A: No. Under the New York State law, employers need to train only employees who work or will work in New York. However, if an individual works a portion of his or her time in New York, even if based in another state, the employer must train that individual. Under the New York City law, employees employed in New York City who work more than 80 hours in a calendar year and work for at least 90 days in a calendar year need to be trained.
Q: Is the requirement that the New York State law apply to those who “work in New York State” limited to those physically working within the state? Or does it also include those who supervise employees working in New York State or those who deliver work product in New York?
A: Under New York State law, employers must train individuals who are expected to work a portion of their time in New York State, even if they are based in another state. If an individual telecommutes, but is physically located in New York State, such individual should be trained. Although there is no specific requirement to train employees who exclusively work outside of New York State and do not physically spend any time in New York State, employers may want to make such employees aware of the New York State (and, if applicable, New York City) laws if their work responsibilities entail interaction with employees or other individuals physically located in New York City or elsewhere within New York State.
Q: We have a large number of employees in California but fewer than 15 in New York City.
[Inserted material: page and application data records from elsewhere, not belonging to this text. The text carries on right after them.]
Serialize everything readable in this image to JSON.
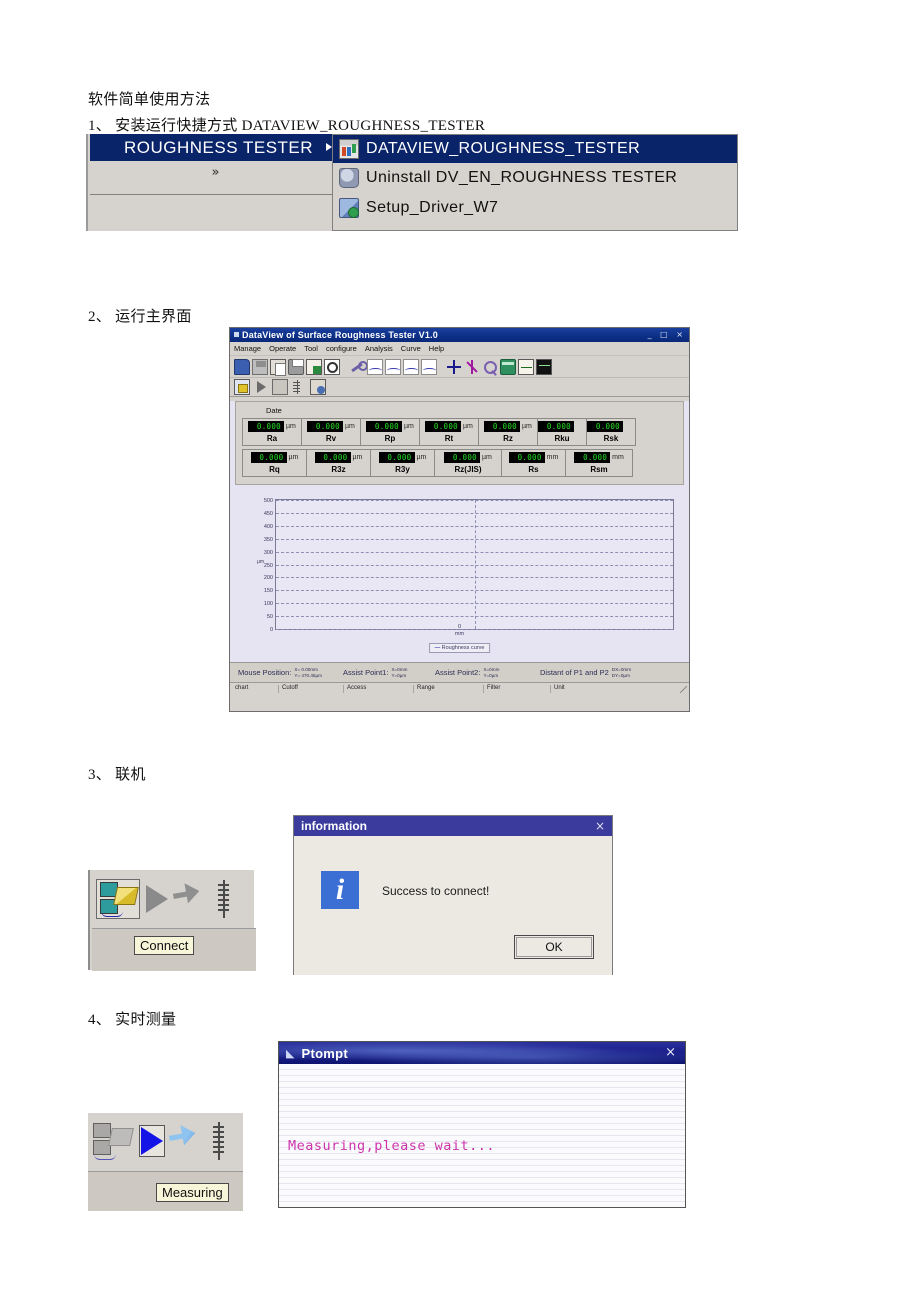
{
  "document": {
    "heading": "软件简单使用方法",
    "step1": "1、 安装运行快捷方式 DATAVIEW_ROUGHNESS_TESTER",
    "step2": "2、 运行主界面",
    "step3": "3、 联机",
    "step4": "4、 实时测量"
  },
  "start_menu": {
    "parent_label": "ROUGHNESS TESTER",
    "chevron": "»",
    "items": [
      {
        "label": "DATAVIEW_ROUGHNESS_TESTER",
        "icon": "app-icon",
        "selected": true
      },
      {
        "label": "Uninstall DV_EN_ROUGHNESS TESTER",
        "icon": "uninstall-icon",
        "selected": false
      },
      {
        "label": "Setup_Driver_W7",
        "icon": "setup-icon",
        "selected": false
      }
    ]
  },
  "main_window": {
    "title": "DataView of Surface Roughness Tester  V1.0",
    "window_buttons": "_ □ ×",
    "menu": [
      "Manage",
      "Operate",
      "Tool",
      "configure",
      "Analysis",
      "Curve",
      "Help"
    ],
    "toolbar_row1": [
      "open-folder-icon",
      "save-icon",
      "copy-icon",
      "print-icon",
      "export-doc-icon",
      "print-preview-icon",
      "settings-wrench-icon",
      "profile-p-curve-icon",
      "profile-r-curve-icon",
      "profile-rk-curve-icon",
      "slope-curve-icon",
      "crosshair-icon",
      "star-marker-icon",
      "zoom-icon",
      "layers-icon",
      "chart-icon",
      "screen-icon"
    ],
    "toolbar_row2": [
      "connect-icon",
      "play-icon",
      "transfer-icon",
      "measure-range-icon",
      "device-setup-icon"
    ],
    "date_label": "Date",
    "measurements_row1": [
      {
        "name": "Ra",
        "value": "0.000",
        "unit": "µm"
      },
      {
        "name": "Rv",
        "value": "0.000",
        "unit": "µm"
      },
      {
        "name": "Rp",
        "value": "0.000",
        "unit": "µm"
      },
      {
        "name": "Rt",
        "value": "0.000",
        "unit": "µm"
      },
      {
        "name": "Rz",
        "value": "0.000",
        "unit": "µm"
      },
      {
        "name": "Rku",
        "value": "0.000",
        "unit": ""
      },
      {
        "name": "Rsk",
        "value": "0.000",
        "unit": ""
      }
    ],
    "measurements_row2": [
      {
        "name": "Rq",
        "value": "0.000",
        "unit": "µm"
      },
      {
        "name": "R3z",
        "value": "0.000",
        "unit": "µm"
      },
      {
        "name": "R3y",
        "value": "0.000",
        "unit": "µm"
      },
      {
        "name": "Rz(JIS)",
        "value": "0.000",
        "unit": "µm"
      },
      {
        "name": "Rs",
        "value": "0.000",
        "unit": "mm"
      },
      {
        "name": "Rsm",
        "value": "0.000",
        "unit": "mm"
      }
    ],
    "status_bar": {
      "mouse_position_label": "Mouse Position:",
      "mouse_position_x": "X=  0.00mm",
      "mouse_position_y": "Y= 470.45µm",
      "assist_point1_label": "Assist Point1:",
      "assist_point1_x": "X=0mm",
      "assist_point1_y": "Y=0µm",
      "assist_point2_label": "Assist Point2:",
      "assist_point2_x": "X=0mm",
      "assist_point2_y": "Y=0µm",
      "distance_label": "Distant of P1 and P2",
      "distance_x": "DX=0mm",
      "distance_y": "DY=0µm"
    },
    "status_fields": [
      "chart",
      "Cutoff",
      "Access",
      "Range",
      "Filter",
      "Unit"
    ]
  },
  "chart_data": {
    "type": "line",
    "title": "",
    "xlabel": "mm",
    "ylabel": "µm",
    "legend": "Roughness curve",
    "legend_position": "bottom-center",
    "grid": true,
    "ylim": [
      0,
      500
    ],
    "yticks": [
      0,
      50,
      100,
      150,
      200,
      250,
      300,
      350,
      400,
      450,
      500
    ],
    "xticks": [
      0
    ],
    "xticklabels": [
      "0"
    ],
    "series": [
      {
        "name": "Roughness curve",
        "color": "#3b3bb0",
        "x": [],
        "y": []
      }
    ]
  },
  "connect": {
    "tooltip": "Connect",
    "icons": [
      "connect-icon",
      "play-icon",
      "transfer-icon",
      "ruler-icon"
    ]
  },
  "info_dialog": {
    "title": "information",
    "close": "×",
    "icon": "info-icon",
    "message": "Success to connect!",
    "ok_label": "OK"
  },
  "measuring": {
    "tooltip": "Measuring",
    "icons": [
      "connect-icon",
      "play-icon",
      "transfer-icon",
      "ruler-icon"
    ]
  },
  "ptompt_window": {
    "title": "Ptompt",
    "title_icon": "window-icon",
    "close": "×",
    "message": "Measuring,please wait...",
    "message_color": "#cc33aa"
  }
}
Under the New York City law, how is the threshold of 15 employees counted? Are employees outside of New York City included in that count?
A: Both the law and the FAQs are silent on how the threshold of 15 employees is calculated. However, it is likely that the Commission would count employees outside of New York City to determine whether an employer meets the 15-employee threshold. At a minimum, employers must train any employees in New York City in compliance with the New York State law, which applies regardless of the number of the employer’s employees.
Q: If a private business is expected to open its first location in New York City sometime after April 1, 2019, how soon must it start complying with the New York State and New York City laws?
A: Many requirements of the New York State and New York City laws went into effect in 2018. As such, any newly opened business must comply with the policy, notice, and posting requirements immediately upon commencement of operations in New York City. The business also must deliver training compliant with New York State law by October 9, 2019, and, if that training does not meet the New York City requirements, additional training compliant with New York City law by December 31, 2019.
Ogletree Deakins will continue to monitor these state and local legislative developments and will post updates on the State Developments blog as additional guidance becomes available.